Now the dust has settled on the euro and all it entailed for custodians and their clients, the spotlight turns to year 2000 problems, so that they get the attention they deserve. In London, the Custody 2000 working group has been set up by custodians and others to co-ordinate the preparation, while in New York a major custodian issued warnings to its sub-custodians about their readiness.
Leading custodian banks, broker/dealers and international securities depositories have come together to form the group, with the aim of addressing the question of the readiness of transaction processing between global custodian, broker/ dealers and sub-custodians. The group says such industry-wide co-ordination could be easily adopted by other parts of the financial industry.
The foundation of the group's strategy is a standard test based on the Swift common messaging protocol. This means the concept is easily transportable amongst other industry participants. A programme of action steps" has been agreed, involving the preparation and carrying out of tests over a period to the end of September. So far around 23 organisations involved in custody and depositary activities have joined. The formation meeting was held at Paribas in London.
Meanwhile, in New York, Bank of New York says it has largely completed its Y2K preparation and testing of "mission-critical" systems. The bank adds that it is now operating compliant systems in these areas and is ready to test with selected customers.

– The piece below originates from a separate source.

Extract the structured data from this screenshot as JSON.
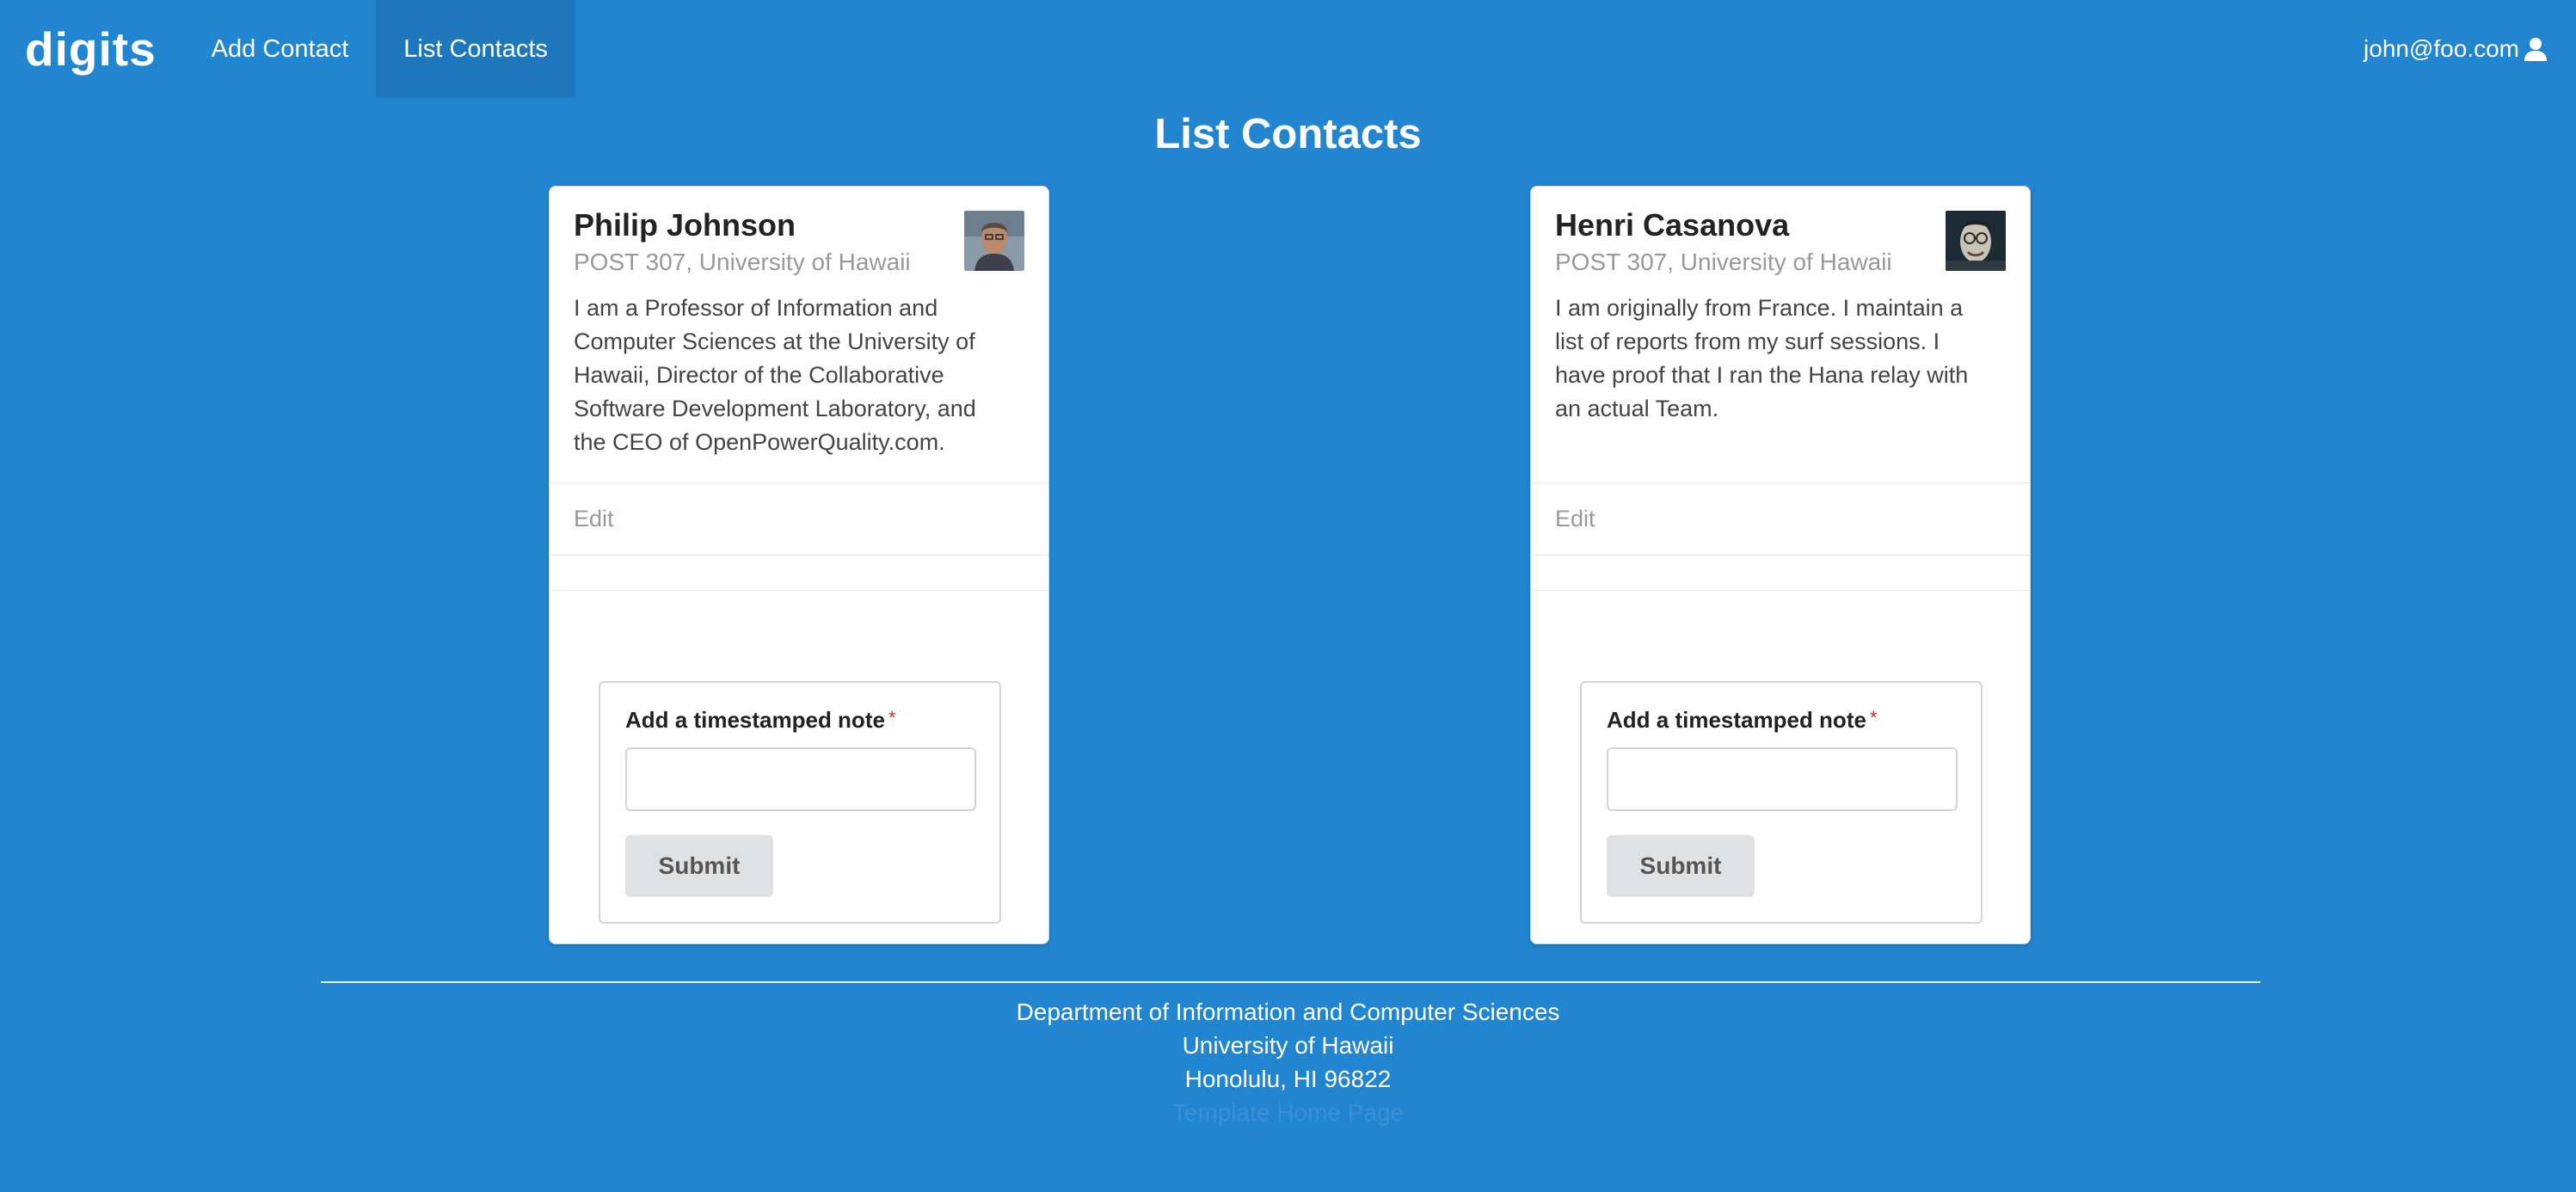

Programs are in place to monitor its third party vendors, service providers and major borrowers to evaluate how they are managing the Y2K issues, as well as the "compliance efforts" of major correspondents, sub-custodians and business partners. In a stark warning, BoNY says sub-custodians, correspondents and service providers will be replaced if they are not seen to be managing the problems adequately. This can also happen if the bank believes that "severe risks are associated with continuing use of that entity". Fennell Betson"